Open main menu

Wiktionary β




Horses racing at Musselburgh Racecourse in Musselburgh, East Lothian, Scotland, UK. The phrase horses for courses alludes to the fact that a racehorse performs best on a racecourse to which it is specifically suited.

An allusion to the fact that a racehorse performs best on a racecourse to which it is specifically suited.



horses for courses

  1. (chiefly Britain, idiomatic) Different people are suited for different jobs or situations; what is fitting in one case may not be fitting in another.
    • 2003 May 14, Christopher Browne, “Bonanza time for home buyers”, in The Independent[1], London, archived from the original on 21 November 2017:
      Not long ago, a group of Thames-side penthouses went up for sale with giveaway Ducati motorbikes worth £13,000 apiece. [] "In many cases giveaways are horses for courses, the inducements matching the styles of properties being marketed," he [David Hollingworth of London and Country Mortgages] adds.
    • 2014 November 10, Helen Coffey, “What does Mick Hucknall have that other men lack?”, in The Daily Telegraph[2], London, archived from the original on 11 March 2015:
      Far be it from me to judge what anyone else finds attractive – each to their own, horses for courses, beauty is in the eye of the beholder, and any number of similar well-meaning platitudes – but no one's going to start arguing forcefully that Mick [Hucknall]'s ever been 'classically handsome'.
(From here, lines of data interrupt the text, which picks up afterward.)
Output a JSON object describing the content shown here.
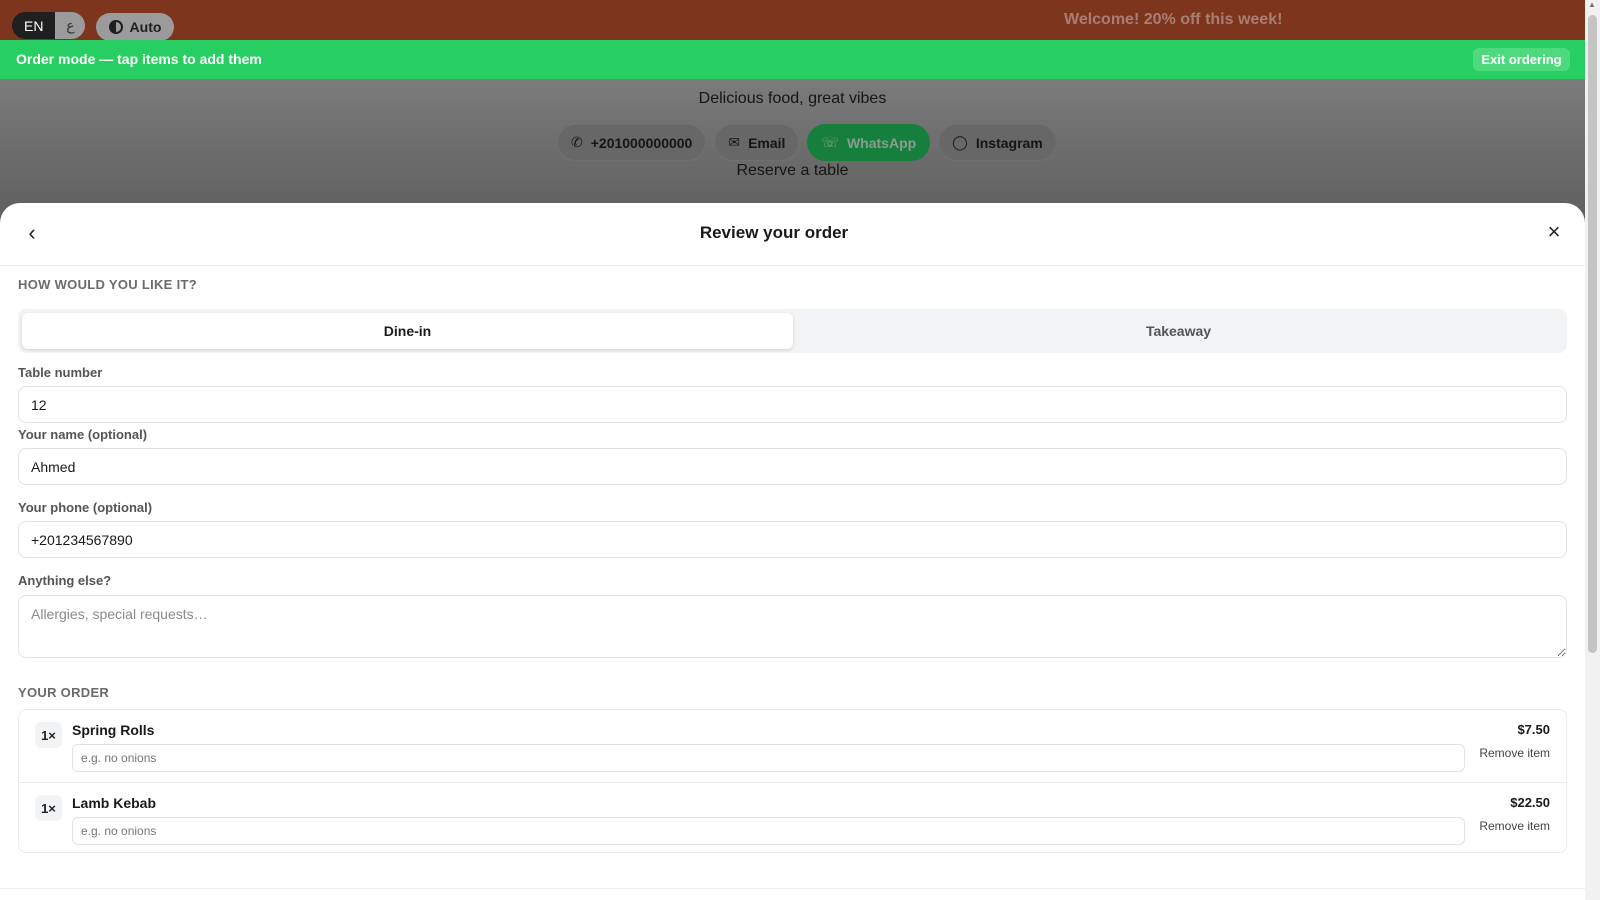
{
  "topbar": {
    "lang_active": "EN",
    "lang_other": "ع",
    "theme_label": "Auto",
    "promo": "Welcome! 20% off this week!"
  },
  "orderbar": {
    "text": "Order mode — tap items to add them",
    "exit_label": "Exit ordering"
  },
  "hero": {
    "tagline": "Delicious food, great vibes",
    "contacts": [
      {
        "icon": "phone-icon",
        "label": "+201000000000"
      },
      {
        "icon": "email-icon",
        "label": "Email"
      },
      {
        "icon": "whatsapp-icon",
        "label": "WhatsApp"
      },
      {
        "icon": "instagram-icon",
        "label": "Instagram"
      }
    ],
    "reserve": "Reserve a table"
  },
  "sheet": {
    "title": "Review your order",
    "mode_section": "HOW WOULD YOU LIKE IT?",
    "modes": [
      {
        "label": "Dine-in",
        "selected": true
      },
      {
        "label": "Takeaway",
        "selected": false
      }
    ],
    "fields": {
      "table": {
        "label": "Table number",
        "value": "12"
      },
      "name": {
        "label": "Your name (optional)",
        "value": "Ahmed"
      },
      "phone": {
        "label": "Your phone (optional)",
        "value": "+201234567890"
      },
      "notes": {
        "label": "Anything else?",
        "placeholder": "Allergies, special requests…"
      }
    },
    "order_section": "YOUR ORDER",
    "items": [
      {
        "qty": "1×",
        "name": "Spring Rolls",
        "price": "$7.50",
        "note_placeholder": "e.g. no onions",
        "remove": "Remove item"
      },
      {
        "qty": "1×",
        "name": "Lamb Kebab",
        "price": "$22.50",
        "note_placeholder": "e.g. no onions",
        "remove": "Remove item"
      }
    ]
  },
  "colors": {
    "topbar": "#7e351d",
    "orderbar": "#27cf62",
    "whatsapp": "#167f3d"
  }
}
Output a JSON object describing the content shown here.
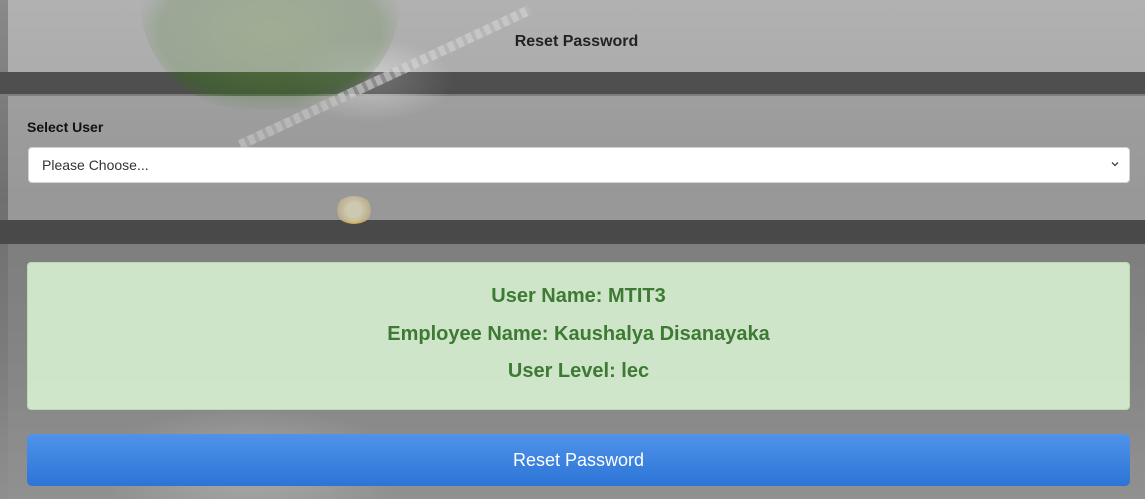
{
  "header": {
    "title": "Reset Password"
  },
  "select_user": {
    "label": "Select User",
    "selected": "Please Choose...",
    "icon": "chevron-down-icon"
  },
  "user_info": {
    "user_name": "User Name: MTIT3",
    "employee_name": "Employee Name: Kaushalya Disanayaka",
    "user_level": "User Level: lec"
  },
  "actions": {
    "reset_label": "Reset Password"
  },
  "colors": {
    "success_text": "#3d7a33",
    "success_bg": "#d6eecf",
    "primary_button": "#2c74d6"
  }
}
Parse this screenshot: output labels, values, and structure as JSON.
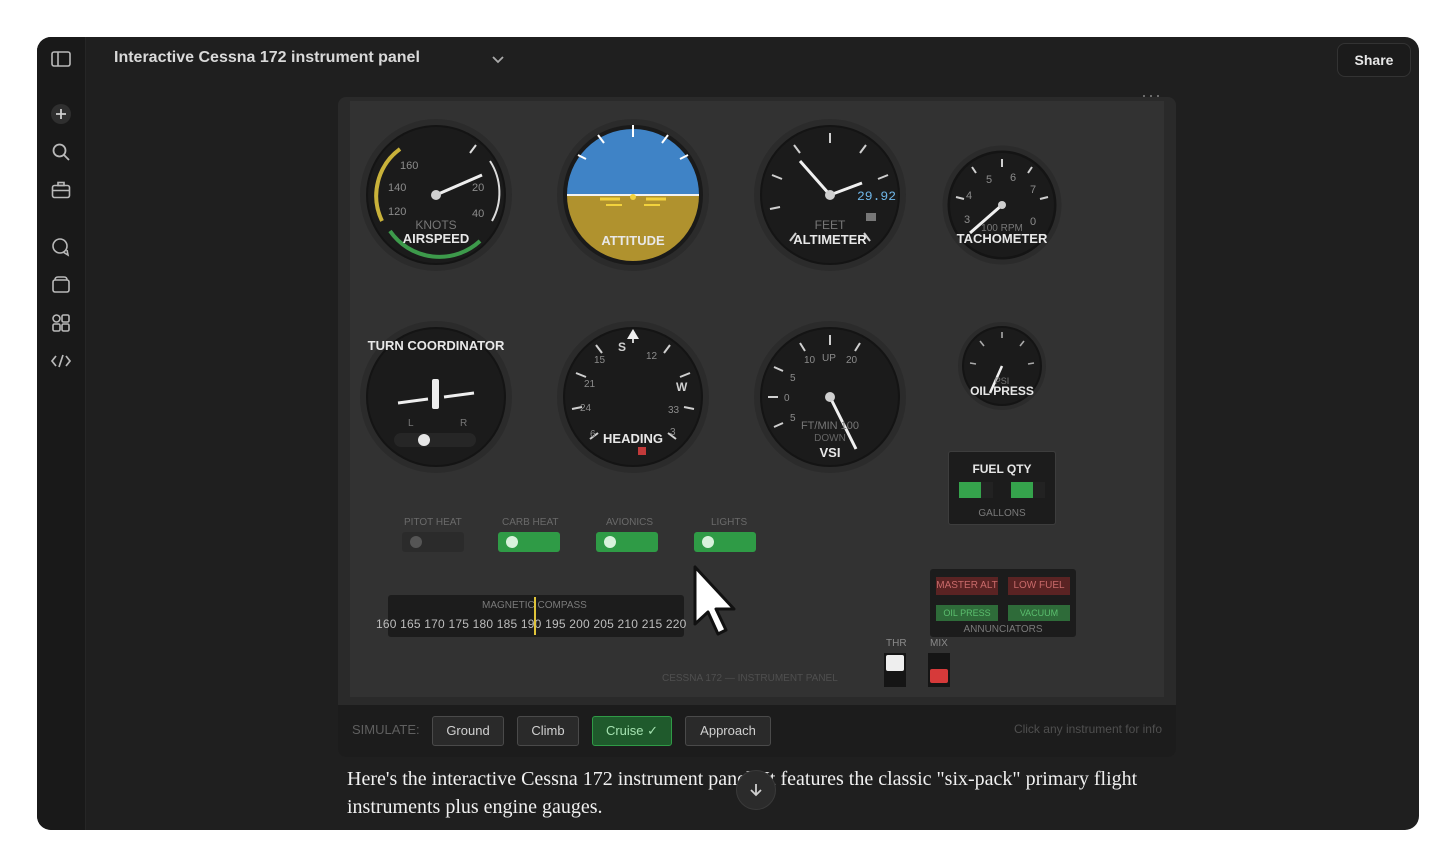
{
  "window": {
    "title": "Interactive Cessna 172 instrument panel",
    "share_label": "Share",
    "menu_dots": "···"
  },
  "sidebar": {
    "icons": [
      "sidebar-toggle-icon",
      "plus-icon",
      "search-icon",
      "briefcase-icon",
      "chat-icon",
      "folder-icon",
      "apps-icon",
      "code-icon"
    ]
  },
  "instruments": {
    "airspeed": {
      "label": "AIRSPEED",
      "unit": "KNOTS",
      "ticks": [
        "160",
        "140",
        "120",
        "20",
        "40"
      ]
    },
    "attitude": {
      "label": "ATTITUDE",
      "sky_color": "#3f83c6",
      "ground_color": "#b0922e"
    },
    "altimeter": {
      "label": "ALTIMETER",
      "unit": "FEET",
      "setting": "29.92"
    },
    "tachometer": {
      "label": "TACHOMETER",
      "unit": "100 RPM",
      "ticks": [
        "5",
        "6",
        "7",
        "4",
        "3",
        "0"
      ]
    },
    "turn_coordinator": {
      "label": "TURN COORDINATOR",
      "left": "L",
      "right": "R"
    },
    "heading": {
      "label": "HEADING",
      "ticks": [
        "S",
        "12",
        "15",
        "21",
        "24",
        "3",
        "W",
        "33",
        "6"
      ]
    },
    "vsi": {
      "label": "VSI",
      "unit": "FT/MIN 100",
      "sub": "DOWN",
      "ticks": [
        "10",
        "UP",
        "20",
        "5",
        "0",
        "5"
      ]
    },
    "oil_press": {
      "label": "OIL PRESS",
      "unit": "PSI"
    },
    "fuel_qty": {
      "label": "FUEL QTY",
      "unit": "GALLONS"
    }
  },
  "switches": [
    {
      "label": "PITOT HEAT",
      "on": false
    },
    {
      "label": "CARB HEAT",
      "on": true
    },
    {
      "label": "AVIONICS",
      "on": true
    },
    {
      "label": "LIGHTS",
      "on": true
    }
  ],
  "compass": {
    "label": "MAGNETIC COMPASS",
    "strip": "160 165 170 175 180 185 190 195 200 205 210 215 220"
  },
  "annunciators": {
    "label": "ANNUNCIATORS",
    "items": [
      {
        "label": "MASTER ALT",
        "color": "#5a2323"
      },
      {
        "label": "LOW FUEL",
        "color": "#5a2323"
      },
      {
        "label": "OIL PRESS",
        "color": "#2e6b39"
      },
      {
        "label": "VACUUM",
        "color": "#2e6b39"
      }
    ]
  },
  "levers": {
    "throttle": "THR",
    "mixture": "MIX"
  },
  "footer_label": "CESSNA 172 — INSTRUMENT PANEL",
  "simulate": {
    "label": "SIMULATE:",
    "buttons": [
      "Ground",
      "Climb",
      "Cruise ✓",
      "Approach"
    ],
    "active_index": 2,
    "hint": "Click any instrument for info"
  },
  "message": {
    "text": "Here's the interactive Cessna 172 instrument panel! It features the classic \"six-pack\" primary flight instruments plus engine gauges."
  }
}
horses for courses pl (plural only)

  1. (chiefly Britain, idiomatic) The practice of choosing the best person for a particular job, the best response for a situation, or the best means to achieve a specific end.
    • 2002 March 13, Sarah Left, “Email beats snail mail for residential use”, in The Guardian[3], London, archived from the original on 5 March 2016:
      Emailed greeting cards and digital photos may be more acceptable now, but are not a substitute for the post on every occasion. "People will still want to pour their heart out in letter or want that special photo of a grandchild. It's horses for courses," he [Alki Manias of NetValue] said.
    • 2013 January 12, Ivan Hewett, “John Zorn: Master of all styles and none”, in The Daily Telegraph[4], London, archived from the original on 15 March 2016:
      However intense music becomes, there's always a limit to how far it can go. And that limit is marked out by its genre or style. [] It's an age-old rule, this insistence on "horses for courses", but in the modern era many musicians have become impatient with it. They dream of a music that knows no limits, which can do everything, all at once.

Usage notesEdit

Although this term is, strictly, a noun phrase, it is often used as if it were a sentence expressing a proverb.

The term is widely used in the foreign-language translation industry, where a translator is selected for a job not solely based on his or her fluency in a language, but also based on knowledge of the subject matter.

Alternative formsEdit

See alsoEdit

Further readingEdit